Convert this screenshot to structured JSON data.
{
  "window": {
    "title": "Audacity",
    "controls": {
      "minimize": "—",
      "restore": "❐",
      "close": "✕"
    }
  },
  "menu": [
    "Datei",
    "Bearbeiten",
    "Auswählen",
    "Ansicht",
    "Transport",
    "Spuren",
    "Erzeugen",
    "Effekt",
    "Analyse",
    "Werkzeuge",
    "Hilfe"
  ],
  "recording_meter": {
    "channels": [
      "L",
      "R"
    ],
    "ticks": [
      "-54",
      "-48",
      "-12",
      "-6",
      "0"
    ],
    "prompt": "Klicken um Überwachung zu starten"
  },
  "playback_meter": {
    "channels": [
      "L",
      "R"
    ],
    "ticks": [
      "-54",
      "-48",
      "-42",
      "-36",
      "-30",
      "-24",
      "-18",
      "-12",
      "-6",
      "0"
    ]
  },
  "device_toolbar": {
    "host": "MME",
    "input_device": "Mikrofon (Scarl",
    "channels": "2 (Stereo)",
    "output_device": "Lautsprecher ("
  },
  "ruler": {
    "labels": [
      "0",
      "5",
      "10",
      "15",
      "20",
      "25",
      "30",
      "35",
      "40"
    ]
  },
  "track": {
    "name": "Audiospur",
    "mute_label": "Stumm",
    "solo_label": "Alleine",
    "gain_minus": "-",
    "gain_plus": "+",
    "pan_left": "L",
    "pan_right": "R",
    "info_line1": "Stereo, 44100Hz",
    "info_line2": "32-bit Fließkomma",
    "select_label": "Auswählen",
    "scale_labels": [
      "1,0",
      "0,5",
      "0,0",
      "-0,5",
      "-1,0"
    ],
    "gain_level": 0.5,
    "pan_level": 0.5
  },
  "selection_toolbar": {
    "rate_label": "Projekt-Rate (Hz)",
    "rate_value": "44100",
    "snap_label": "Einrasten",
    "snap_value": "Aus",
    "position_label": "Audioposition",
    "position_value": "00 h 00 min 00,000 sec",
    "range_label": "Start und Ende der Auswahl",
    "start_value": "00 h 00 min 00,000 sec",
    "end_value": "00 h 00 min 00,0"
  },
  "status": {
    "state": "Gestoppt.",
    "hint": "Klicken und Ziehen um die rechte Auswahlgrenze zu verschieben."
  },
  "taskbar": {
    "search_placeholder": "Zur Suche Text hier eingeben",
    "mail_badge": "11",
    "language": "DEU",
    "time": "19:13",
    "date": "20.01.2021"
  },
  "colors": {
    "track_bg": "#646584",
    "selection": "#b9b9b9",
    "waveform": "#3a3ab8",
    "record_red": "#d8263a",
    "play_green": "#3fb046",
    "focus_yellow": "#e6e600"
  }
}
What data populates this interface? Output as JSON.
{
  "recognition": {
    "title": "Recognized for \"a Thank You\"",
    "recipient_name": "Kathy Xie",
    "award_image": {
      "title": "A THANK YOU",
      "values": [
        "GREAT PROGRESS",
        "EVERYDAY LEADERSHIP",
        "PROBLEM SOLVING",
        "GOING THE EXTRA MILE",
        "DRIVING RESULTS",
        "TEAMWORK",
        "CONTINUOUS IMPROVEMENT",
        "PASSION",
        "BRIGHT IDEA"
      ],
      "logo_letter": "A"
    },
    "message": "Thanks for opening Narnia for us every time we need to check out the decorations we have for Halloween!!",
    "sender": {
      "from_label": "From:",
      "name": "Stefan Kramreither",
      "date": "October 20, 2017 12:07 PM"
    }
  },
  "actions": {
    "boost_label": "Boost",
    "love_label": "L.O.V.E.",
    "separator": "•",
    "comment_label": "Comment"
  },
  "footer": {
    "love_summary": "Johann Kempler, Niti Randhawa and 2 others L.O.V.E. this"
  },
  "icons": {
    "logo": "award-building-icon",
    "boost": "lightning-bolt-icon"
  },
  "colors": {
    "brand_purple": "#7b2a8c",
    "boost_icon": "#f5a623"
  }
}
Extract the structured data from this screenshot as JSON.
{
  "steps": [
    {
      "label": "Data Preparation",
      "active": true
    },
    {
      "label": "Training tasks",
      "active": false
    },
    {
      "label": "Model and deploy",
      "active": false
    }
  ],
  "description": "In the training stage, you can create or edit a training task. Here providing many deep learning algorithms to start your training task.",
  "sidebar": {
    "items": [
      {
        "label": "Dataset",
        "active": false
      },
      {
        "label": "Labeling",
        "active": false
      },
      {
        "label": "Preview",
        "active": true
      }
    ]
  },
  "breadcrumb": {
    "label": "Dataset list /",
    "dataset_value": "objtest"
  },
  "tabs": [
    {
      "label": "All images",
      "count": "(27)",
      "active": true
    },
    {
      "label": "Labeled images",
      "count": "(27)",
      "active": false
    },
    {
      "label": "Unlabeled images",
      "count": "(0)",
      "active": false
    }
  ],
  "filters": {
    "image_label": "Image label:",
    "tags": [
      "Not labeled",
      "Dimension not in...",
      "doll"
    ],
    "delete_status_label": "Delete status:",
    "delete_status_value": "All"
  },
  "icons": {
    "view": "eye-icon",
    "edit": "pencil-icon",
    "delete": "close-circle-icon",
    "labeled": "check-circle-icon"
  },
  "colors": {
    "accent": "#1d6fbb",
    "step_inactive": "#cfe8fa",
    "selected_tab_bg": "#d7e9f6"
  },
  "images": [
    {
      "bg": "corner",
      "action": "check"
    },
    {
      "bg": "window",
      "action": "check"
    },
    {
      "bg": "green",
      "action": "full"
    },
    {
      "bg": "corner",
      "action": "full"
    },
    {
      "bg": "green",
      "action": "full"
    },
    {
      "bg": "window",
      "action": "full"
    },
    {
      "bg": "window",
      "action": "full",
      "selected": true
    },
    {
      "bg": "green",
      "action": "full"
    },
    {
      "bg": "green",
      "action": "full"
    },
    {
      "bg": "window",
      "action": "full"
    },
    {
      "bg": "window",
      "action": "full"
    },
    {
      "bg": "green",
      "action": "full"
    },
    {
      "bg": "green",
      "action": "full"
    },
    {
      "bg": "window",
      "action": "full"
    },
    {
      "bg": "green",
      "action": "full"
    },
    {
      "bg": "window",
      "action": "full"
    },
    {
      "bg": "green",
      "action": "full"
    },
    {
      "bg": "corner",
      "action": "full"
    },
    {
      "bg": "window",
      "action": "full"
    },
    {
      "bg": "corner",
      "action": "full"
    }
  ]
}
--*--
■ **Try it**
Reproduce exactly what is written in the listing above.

■ **Task answer**
Convert this screenshot to structured JSON data.
{
  "window": {
    "title": "Audacity",
    "controls": {
      "minimize": "—",
      "restore": "❐",
      "close": "✕"
    }
  },
  "menu": [
    "Datei",
    "Bearbeiten",
    "Auswählen",
    "Ansicht",
    "Transport",
    "Spuren",
    "Erzeugen",
    "Effekt",
    "Analyse",
    "Werkzeuge",
    "Hilfe"
  ],
  "recording_meter": {
    "channels": [
      "L",
      "R"
    ],
    "ticks": [
      "-54",
      "-48",
      "-12",
      "-6",
      "0"
    ],
    "prompt": "Klicken um Überwachung zu starten"
  },
  "playback_meter": {
    "channels": [
      "L",
      "R"
    ],
    "ticks": [
      "-54",
      "-48",
      "-42",
      "-36",
      "-30",
      "-24",
      "-18",
      "-12",
      "-6",
      "0"
    ]
  },
  "device_toolbar": {
    "host": "MME",
    "input_device": "Mikrofon (Scarl",
    "channels": "2 (Stereo)",
    "output_device": "Lautsprecher ("
  },
  "ruler": {
    "labels": [
      "0",
      "5",
      "10",
      "15",
      "20",
      "25",
      "30",
      "35",
      "40"
    ]
  },
  "track": {
    "name": "Audiospur",
    "mute_label": "Stumm",
    "solo_label": "Alleine",
    "gain_minus": "-",
    "gain_plus": "+",
    "pan_left": "L",
    "pan_right": "R",
    "info_line1": "Stereo, 44100Hz",
    "info_line2": "32-bit Fließkomma",
    "select_label": "Auswählen",
    "scale_labels": [
      "1,0",
      "0,5",
      "0,0",
      "-0,5",
      "-1,0"
    ],
    "gain_level": 0.5,
    "pan_level": 0.5
  },
  "selection_toolbar": {
    "rate_label": "Projekt-Rate (Hz)",
    "rate_value": "44100",
    "snap_label": "Einrasten",
    "snap_value": "Aus",
    "position_label": "Audioposition",
    "position_value": "00 h 00 min 00,000 sec",
    "range_label": "Start und Ende der Auswahl",
    "start_value": "00 h 00 min 00,000 sec",
    "end_value": "00 h 00 min 00,0"
  },
  "status": {
    "state": "Gestoppt.",
    "hint": "Klicken und Ziehen um die rechte Auswahlgrenze zu verschieben."
  },
  "taskbar": {
    "search_placeholder": "Zur Suche Text hier eingeben",
    "mail_badge": "11",
    "language": "DEU",
    "time": "19:13",
    "date": "20.01.2021"
  },
  "colors": {
    "track_bg": "#646584",
    "selection": "#b9b9b9",
    "waveform": "#3a3ab8",
    "record_red": "#d8263a",
    "play_green": "#3fb046",
    "focus_yellow": "#e6e600"
  }
}
What data populates this interface? Output as JSON.
{
  "recognition": {
    "title": "Recognized for \"a Thank You\"",
    "recipient_name": "Kathy Xie",
    "award_image": {
      "title": "A THANK YOU",
      "values": [
        "GREAT PROGRESS",
        "EVERYDAY LEADERSHIP",
        "PROBLEM SOLVING",
        "GOING THE EXTRA MILE",
        "DRIVING RESULTS",
        "TEAMWORK",
        "CONTINUOUS IMPROVEMENT",
        "PASSION",
        "BRIGHT IDEA"
      ],
      "logo_letter": "A"
    },
    "message": "Thanks for opening Narnia for us every time we need to check out the decorations we have for Halloween!!",
    "sender": {
      "from_label": "From:",
      "name": "Stefan Kramreither",
      "date": "October 20, 2017 12:07 PM"
    }
  },
  "actions": {
    "boost_label": "Boost",
    "love_label": "L.O.V.E.",
    "separator": "•",
    "comment_label": "Comment"
  },
  "footer": {
    "love_summary": "Johann Kempler, Niti Randhawa and 2 others L.O.V.E. this"
  },
  "icons": {
    "logo": "award-building-icon",
    "boost": "lightning-bolt-icon"
  },
  "colors": {
    "brand_purple": "#7b2a8c",
    "boost_icon": "#f5a623"
  }
}
Extract the structured data from this screenshot as JSON.
{
  "steps": [
    {
      "label": "Data Preparation",
      "active": true
    },
    {
      "label": "Training tasks",
      "active": false
    },
    {
      "label": "Model and deploy",
      "active": false
    }
  ],
  "description": "In the training stage, you can create or edit a training task. Here providing many deep learning algorithms to start your training task.",
  "sidebar": {
    "items": [
      {
        "label": "Dataset",
        "active": false
      },
      {
        "label": "Labeling",
        "active": false
      },
      {
        "label": "Preview",
        "active": true
      }
    ]
  },
  "breadcrumb": {
    "label": "Dataset list /",
    "dataset_value": "objtest"
  },
  "tabs": [
    {
      "label": "All images",
      "count": "(27)",
      "active": true
    },
    {
      "label": "Labeled images",
      "count": "(27)",
      "active": false
    },
    {
      "label": "Unlabeled images",
      "count": "(0)",
      "active": false
    }
  ],
  "filters": {
    "image_label": "Image label:",
    "tags": [
      "Not labeled",
      "Dimension not in...",
      "doll"
    ],
    "delete_status_label": "Delete status:",
    "delete_status_value": "All"
  },
  "icons": {
    "view": "eye-icon",
    "edit": "pencil-icon",
    "delete": "close-circle-icon",
    "labeled": "check-circle-icon"
  },
  "colors": {
    "accent": "#1d6fbb",
    "step_inactive": "#cfe8fa",
    "selected_tab_bg": "#d7e9f6"
  },
  "images": [
    {
      "bg": "corner",
      "action": "check"
    },
    {
      "bg": "window",
      "action": "check"
    },
    {
      "bg": "green",
      "action": "full"
    },
    {
      "bg": "corner",
      "action": "full"
    },
    {
      "bg": "green",
      "action": "full"
    },
    {
      "bg": "window",
      "action": "full"
    },
    {
      "bg": "window",
      "action": "full",
      "selected": true
    },
    {
      "bg": "green",
      "action": "full"
    },
    {
      "bg": "green",
      "action": "full"
    },
    {
      "bg": "window",
      "action": "full"
    },
    {
      "bg": "window",
      "action": "full"
    },
    {
      "bg": "green",
      "action": "full"
    },
    {
      "bg": "green",
      "action": "full"
    },
    {
      "bg": "window",
      "action": "full"
    },
    {
      "bg": "green",
      "action": "full"
    },
    {
      "bg": "window",
      "action": "full"
    },
    {
      "bg": "green",
      "action": "full"
    },
    {
      "bg": "corner",
      "action": "full"
    },
    {
      "bg": "window",
      "action": "full"
    },
    {
      "bg": "corner",
      "action": "full"
    }
  ]
}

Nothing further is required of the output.